* [EXERCISE AIM]: What is the number of lines in the data holding the word "this"? Give that number by itself.

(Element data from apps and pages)
======

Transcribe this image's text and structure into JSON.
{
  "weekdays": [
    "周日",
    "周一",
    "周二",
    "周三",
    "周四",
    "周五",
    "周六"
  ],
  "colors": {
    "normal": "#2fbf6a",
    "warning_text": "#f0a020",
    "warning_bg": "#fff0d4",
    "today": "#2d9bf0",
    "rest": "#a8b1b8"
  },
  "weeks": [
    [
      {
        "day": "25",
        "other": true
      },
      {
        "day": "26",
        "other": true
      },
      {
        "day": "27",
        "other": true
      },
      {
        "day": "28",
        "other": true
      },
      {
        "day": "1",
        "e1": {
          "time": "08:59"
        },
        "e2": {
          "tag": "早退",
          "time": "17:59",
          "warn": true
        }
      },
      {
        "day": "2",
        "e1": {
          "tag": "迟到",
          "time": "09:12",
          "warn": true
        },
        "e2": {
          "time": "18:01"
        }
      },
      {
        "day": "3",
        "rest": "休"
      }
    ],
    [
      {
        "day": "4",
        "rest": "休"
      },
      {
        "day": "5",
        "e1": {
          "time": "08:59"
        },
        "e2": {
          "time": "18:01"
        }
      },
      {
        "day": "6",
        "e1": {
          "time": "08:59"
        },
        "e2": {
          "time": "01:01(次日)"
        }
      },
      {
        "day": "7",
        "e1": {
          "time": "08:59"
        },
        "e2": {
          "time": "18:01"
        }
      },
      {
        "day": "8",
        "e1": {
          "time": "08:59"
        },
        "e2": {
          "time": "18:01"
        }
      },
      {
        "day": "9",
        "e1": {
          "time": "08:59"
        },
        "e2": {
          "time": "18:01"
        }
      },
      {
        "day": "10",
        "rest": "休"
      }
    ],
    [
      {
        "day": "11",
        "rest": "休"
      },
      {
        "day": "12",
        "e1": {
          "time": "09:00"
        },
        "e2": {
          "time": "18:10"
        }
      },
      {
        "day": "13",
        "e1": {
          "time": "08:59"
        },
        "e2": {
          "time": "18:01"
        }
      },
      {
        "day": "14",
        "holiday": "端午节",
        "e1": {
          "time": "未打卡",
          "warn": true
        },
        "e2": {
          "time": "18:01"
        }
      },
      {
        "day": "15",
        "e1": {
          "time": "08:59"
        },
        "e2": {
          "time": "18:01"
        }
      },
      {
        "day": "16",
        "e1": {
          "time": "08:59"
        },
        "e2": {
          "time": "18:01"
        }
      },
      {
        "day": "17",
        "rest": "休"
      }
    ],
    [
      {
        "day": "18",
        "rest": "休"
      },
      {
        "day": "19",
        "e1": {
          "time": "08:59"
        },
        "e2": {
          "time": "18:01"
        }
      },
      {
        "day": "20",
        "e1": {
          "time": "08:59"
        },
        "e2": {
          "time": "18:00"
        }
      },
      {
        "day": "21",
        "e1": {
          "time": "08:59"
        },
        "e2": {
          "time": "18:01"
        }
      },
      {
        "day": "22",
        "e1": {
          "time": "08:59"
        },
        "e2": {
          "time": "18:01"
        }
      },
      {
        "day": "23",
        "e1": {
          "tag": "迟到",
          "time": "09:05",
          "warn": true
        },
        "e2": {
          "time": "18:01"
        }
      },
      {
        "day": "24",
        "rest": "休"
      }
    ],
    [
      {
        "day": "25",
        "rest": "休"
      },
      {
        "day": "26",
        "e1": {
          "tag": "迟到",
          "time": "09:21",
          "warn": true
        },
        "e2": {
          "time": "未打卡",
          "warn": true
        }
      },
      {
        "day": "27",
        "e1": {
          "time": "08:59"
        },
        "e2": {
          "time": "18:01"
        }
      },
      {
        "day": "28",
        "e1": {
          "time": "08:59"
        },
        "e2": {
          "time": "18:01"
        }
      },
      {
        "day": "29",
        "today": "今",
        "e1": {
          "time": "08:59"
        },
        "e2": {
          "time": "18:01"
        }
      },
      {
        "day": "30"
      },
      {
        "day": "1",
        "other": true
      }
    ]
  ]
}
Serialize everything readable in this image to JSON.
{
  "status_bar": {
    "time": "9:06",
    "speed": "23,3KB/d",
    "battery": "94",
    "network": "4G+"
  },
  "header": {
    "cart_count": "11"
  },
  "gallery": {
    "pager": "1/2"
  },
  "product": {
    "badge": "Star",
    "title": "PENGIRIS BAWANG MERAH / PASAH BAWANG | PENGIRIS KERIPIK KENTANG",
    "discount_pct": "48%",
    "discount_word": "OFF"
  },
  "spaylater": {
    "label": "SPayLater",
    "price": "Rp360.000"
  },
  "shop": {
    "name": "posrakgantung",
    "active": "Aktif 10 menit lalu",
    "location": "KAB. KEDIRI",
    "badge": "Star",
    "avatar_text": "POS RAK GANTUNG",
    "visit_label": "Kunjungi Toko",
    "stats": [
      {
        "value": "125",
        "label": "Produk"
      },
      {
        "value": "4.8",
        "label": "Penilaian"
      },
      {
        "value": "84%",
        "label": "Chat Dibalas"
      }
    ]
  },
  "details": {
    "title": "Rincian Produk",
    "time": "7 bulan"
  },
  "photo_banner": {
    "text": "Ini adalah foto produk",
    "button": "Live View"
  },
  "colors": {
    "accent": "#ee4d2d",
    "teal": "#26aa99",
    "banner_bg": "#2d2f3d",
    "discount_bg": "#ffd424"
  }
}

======

* [WRITTEN SOLUTION]: 2